(Data about app and page elements)
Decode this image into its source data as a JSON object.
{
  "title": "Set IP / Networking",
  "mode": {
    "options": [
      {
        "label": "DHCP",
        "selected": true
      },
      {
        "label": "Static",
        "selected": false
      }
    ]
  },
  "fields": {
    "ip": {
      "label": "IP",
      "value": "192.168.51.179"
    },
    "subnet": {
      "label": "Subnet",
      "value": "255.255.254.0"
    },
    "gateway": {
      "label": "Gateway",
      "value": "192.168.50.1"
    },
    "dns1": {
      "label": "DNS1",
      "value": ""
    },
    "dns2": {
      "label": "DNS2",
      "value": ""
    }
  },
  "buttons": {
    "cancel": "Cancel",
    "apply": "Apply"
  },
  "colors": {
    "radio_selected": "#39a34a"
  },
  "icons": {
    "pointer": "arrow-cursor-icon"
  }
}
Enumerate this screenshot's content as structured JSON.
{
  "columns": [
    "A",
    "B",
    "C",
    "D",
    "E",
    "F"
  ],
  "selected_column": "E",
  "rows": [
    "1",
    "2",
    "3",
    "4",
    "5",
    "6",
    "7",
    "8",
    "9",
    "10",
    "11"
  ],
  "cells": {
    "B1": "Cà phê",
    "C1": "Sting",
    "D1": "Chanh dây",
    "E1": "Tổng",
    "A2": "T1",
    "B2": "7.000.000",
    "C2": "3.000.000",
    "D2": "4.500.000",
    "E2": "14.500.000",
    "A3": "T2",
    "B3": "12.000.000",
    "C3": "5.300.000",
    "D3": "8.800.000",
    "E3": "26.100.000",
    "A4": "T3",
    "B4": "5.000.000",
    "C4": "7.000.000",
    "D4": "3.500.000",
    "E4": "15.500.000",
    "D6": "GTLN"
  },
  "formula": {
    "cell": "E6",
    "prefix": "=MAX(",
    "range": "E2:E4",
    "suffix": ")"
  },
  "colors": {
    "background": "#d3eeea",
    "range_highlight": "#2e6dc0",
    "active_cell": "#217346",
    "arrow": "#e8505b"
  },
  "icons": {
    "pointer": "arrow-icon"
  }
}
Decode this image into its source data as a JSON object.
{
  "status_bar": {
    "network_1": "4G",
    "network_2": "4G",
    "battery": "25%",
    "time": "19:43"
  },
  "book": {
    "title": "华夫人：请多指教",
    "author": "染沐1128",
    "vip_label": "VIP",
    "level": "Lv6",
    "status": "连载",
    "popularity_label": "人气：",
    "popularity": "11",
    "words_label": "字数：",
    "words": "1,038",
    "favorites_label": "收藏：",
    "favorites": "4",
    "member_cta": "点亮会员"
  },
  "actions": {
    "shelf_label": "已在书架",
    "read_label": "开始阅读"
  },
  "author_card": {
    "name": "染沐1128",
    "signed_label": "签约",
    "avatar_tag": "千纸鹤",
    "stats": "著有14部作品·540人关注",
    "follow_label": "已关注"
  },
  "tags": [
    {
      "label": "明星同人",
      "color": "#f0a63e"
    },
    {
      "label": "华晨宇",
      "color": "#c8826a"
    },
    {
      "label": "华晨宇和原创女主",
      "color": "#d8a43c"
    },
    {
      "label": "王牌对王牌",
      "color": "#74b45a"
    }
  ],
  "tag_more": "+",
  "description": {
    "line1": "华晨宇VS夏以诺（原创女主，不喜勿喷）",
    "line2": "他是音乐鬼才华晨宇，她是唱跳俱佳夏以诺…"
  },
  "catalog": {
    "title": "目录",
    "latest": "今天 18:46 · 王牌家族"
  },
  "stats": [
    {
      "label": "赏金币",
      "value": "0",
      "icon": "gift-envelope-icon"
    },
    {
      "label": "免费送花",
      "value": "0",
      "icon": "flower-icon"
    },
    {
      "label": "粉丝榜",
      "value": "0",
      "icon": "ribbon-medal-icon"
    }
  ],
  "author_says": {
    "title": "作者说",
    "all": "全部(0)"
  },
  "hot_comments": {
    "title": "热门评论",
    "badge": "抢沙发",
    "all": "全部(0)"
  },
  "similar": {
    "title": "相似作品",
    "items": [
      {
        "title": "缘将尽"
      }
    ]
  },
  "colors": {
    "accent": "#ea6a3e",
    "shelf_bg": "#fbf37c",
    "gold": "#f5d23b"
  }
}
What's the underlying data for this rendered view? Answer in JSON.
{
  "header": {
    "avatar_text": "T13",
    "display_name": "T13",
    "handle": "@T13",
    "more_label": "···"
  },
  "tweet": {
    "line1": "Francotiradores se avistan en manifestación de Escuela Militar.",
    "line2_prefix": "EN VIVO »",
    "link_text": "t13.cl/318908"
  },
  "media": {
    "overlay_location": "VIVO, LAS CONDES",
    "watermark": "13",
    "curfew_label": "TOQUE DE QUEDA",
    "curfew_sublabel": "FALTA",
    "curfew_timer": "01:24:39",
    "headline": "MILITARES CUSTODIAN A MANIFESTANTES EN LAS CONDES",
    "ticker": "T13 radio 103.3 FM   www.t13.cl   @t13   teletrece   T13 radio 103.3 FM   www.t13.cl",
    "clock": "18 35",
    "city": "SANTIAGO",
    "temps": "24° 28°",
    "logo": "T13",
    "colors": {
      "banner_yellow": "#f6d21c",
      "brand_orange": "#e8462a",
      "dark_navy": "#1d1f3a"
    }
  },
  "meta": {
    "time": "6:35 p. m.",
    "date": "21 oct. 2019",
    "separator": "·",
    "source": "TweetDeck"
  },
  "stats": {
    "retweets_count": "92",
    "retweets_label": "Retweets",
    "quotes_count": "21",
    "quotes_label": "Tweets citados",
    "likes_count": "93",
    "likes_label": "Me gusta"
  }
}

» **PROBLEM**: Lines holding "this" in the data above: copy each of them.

» **RESPONSE BOX**:
Decode this image into its source data as a JSON object.
Enumerate this screenshot's content as structured JSON.
Decode this image into its source data as a JSON object.
What's the underlying data for this rendered view? Answer in JSON.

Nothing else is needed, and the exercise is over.